Arlington Original Building, 244
September 03, 2008, 08:00 PM to 07:00 PM

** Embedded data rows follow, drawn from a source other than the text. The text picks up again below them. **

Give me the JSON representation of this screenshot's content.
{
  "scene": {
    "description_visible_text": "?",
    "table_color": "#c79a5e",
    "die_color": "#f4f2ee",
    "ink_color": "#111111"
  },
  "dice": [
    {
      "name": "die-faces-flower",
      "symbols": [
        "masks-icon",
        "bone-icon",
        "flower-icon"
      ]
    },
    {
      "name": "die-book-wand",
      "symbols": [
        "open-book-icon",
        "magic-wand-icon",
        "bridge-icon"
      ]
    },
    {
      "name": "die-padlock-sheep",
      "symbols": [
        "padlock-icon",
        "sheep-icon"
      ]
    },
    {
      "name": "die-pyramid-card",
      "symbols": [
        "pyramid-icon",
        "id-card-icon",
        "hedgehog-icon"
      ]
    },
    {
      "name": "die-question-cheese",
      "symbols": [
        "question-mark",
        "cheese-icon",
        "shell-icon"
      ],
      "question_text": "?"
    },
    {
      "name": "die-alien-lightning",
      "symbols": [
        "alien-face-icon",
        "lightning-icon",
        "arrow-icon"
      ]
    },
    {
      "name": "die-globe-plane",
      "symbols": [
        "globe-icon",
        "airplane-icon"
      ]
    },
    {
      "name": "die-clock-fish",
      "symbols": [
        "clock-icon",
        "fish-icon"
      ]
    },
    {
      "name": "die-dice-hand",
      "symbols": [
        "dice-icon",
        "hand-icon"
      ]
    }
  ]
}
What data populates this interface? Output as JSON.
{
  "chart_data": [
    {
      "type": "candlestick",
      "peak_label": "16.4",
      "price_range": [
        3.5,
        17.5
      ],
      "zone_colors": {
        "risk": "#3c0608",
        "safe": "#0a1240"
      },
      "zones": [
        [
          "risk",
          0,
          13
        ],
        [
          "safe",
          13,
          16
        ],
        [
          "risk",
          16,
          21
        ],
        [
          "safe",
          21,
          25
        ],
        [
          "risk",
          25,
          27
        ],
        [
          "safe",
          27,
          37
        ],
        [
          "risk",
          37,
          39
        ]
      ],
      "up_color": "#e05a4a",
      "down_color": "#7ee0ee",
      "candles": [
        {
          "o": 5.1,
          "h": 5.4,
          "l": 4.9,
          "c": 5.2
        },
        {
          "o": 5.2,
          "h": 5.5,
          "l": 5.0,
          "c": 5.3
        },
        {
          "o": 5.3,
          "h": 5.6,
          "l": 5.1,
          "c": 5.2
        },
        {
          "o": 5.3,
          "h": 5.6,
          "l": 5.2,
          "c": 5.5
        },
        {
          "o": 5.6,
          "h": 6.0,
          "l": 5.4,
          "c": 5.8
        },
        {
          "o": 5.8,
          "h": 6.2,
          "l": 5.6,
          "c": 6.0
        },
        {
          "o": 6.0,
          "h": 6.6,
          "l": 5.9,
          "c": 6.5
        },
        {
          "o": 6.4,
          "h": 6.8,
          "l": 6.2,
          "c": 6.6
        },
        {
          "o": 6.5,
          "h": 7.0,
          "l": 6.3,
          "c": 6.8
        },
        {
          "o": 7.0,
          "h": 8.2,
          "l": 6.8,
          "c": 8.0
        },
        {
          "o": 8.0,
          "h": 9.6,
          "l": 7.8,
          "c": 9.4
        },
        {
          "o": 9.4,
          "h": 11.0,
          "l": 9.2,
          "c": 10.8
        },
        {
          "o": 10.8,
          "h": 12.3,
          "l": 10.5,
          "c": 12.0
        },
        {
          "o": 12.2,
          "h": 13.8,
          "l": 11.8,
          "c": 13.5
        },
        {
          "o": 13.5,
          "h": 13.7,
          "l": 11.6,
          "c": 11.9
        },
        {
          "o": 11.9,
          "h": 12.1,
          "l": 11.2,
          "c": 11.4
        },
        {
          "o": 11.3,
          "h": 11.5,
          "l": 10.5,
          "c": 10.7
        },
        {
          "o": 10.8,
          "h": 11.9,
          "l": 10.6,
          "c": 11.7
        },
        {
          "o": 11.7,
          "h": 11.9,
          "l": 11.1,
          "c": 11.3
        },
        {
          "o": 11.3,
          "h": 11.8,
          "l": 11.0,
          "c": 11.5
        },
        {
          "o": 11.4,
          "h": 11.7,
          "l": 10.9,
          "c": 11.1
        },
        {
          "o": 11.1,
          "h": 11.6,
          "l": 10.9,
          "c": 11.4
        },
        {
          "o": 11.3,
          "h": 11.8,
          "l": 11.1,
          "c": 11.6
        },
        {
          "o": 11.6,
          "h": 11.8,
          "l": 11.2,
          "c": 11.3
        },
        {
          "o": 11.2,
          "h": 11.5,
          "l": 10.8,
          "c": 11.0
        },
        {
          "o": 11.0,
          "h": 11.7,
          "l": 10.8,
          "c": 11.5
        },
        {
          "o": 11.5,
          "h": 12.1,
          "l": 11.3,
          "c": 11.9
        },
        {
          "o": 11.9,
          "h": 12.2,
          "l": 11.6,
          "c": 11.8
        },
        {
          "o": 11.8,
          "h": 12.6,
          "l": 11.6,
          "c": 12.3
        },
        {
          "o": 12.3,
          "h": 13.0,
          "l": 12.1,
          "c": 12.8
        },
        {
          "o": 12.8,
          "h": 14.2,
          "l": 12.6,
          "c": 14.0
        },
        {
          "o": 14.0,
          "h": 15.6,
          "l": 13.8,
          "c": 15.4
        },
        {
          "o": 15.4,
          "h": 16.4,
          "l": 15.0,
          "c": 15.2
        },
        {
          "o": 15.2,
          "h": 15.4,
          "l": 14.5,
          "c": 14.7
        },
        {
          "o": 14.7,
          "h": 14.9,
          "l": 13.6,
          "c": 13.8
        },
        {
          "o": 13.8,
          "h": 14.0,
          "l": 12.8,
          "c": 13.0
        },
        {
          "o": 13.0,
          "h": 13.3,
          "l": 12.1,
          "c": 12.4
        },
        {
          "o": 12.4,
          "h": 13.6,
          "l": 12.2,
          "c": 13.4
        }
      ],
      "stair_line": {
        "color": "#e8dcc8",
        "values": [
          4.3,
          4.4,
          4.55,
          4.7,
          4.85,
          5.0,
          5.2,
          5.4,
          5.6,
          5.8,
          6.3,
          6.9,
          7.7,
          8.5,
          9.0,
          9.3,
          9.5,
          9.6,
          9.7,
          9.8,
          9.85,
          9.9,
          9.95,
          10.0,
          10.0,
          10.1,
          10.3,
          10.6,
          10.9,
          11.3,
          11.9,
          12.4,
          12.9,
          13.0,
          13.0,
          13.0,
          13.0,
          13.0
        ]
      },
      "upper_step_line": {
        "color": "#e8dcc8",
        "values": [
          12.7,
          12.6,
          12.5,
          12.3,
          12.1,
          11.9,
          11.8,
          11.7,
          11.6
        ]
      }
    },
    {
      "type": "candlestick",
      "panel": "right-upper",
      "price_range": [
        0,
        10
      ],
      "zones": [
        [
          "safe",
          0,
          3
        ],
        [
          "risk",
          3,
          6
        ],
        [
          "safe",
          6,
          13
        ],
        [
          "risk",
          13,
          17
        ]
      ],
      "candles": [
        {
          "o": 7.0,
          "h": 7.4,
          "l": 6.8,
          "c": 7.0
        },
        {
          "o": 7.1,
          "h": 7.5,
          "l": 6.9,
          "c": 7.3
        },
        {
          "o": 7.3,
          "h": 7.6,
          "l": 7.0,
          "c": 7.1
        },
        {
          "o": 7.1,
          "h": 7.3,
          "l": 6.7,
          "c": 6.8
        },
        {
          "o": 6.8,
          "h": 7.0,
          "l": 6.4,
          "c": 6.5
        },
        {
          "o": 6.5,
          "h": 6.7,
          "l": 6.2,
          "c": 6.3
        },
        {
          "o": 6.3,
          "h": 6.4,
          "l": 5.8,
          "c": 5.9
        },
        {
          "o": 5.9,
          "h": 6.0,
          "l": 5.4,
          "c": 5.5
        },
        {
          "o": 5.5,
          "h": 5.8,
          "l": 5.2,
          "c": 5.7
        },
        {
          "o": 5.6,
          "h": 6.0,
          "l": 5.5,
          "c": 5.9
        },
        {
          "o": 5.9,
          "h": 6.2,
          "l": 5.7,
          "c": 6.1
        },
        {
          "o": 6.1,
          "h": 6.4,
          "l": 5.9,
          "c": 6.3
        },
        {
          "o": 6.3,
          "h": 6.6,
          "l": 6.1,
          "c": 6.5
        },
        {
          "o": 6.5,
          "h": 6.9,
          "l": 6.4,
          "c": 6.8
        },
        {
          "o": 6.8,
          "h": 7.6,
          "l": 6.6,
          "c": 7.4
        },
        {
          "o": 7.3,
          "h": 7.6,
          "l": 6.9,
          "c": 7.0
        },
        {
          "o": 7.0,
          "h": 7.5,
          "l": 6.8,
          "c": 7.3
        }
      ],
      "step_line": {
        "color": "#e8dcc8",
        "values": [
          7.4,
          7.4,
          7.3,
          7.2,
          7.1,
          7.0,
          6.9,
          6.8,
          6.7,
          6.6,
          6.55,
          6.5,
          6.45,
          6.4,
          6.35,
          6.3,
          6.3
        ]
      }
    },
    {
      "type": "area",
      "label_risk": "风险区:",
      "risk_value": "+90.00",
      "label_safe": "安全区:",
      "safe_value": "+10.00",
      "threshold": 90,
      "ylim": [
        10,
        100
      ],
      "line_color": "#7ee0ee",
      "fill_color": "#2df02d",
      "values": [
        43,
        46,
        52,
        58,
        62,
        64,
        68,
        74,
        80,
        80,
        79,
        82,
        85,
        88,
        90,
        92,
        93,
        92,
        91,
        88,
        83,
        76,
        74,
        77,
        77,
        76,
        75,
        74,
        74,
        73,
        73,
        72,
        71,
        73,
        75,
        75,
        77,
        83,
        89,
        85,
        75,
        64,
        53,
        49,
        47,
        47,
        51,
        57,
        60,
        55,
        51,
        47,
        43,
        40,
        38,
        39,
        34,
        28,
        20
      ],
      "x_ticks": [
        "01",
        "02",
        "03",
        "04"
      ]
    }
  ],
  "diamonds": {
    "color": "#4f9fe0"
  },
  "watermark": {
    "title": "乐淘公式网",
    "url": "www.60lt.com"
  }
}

This dissertation is a collection of three empirical essays on the issue of capital flows to emerging markets. These essays investigate the relevant of distance in the context of globalization, the importance of information flows in increasing more capital flows for emerging markets, and discussed the issue of increased intra-Asia FDI flows. All of these essays are written in bilateral context and thus employ gravity models. The first empirical paper investigates sources and determinants of FDI flows to developing Asia using bilateral FDI flows for the period 1990 to 2005. The paper pays particular attention to possible differences in the determinants of FDI flows to developing Asian economies from the rest of the Asia-Pacific region compared to those from non-regional OECD economies with an emphasis on the role of distance and time zone. The second empirical paper attempts to show how increased in informational flow, proxy by bilateral telephone flows, reduces the magnitude of distance and thus enable direct investors and portfolio investors to invest in other country. The paper finds the degree of impact of increased in information flow to distance is different between FDI and FPI equity. The second paper relies on a novel database which includes FDI and FPI equity flows for 884 country pairs over the period from 2002 to 2004. The third empirical paper is an essay on intra-Asia FDI. Developing countries are rapidly emerging as new and important sources of foreign direct investment (FDI) to other developing countries. A range of drivers of FDI flows, including transactional and informational distance (proxy by distance), real sector variables, financial variables and institutional quality are examined.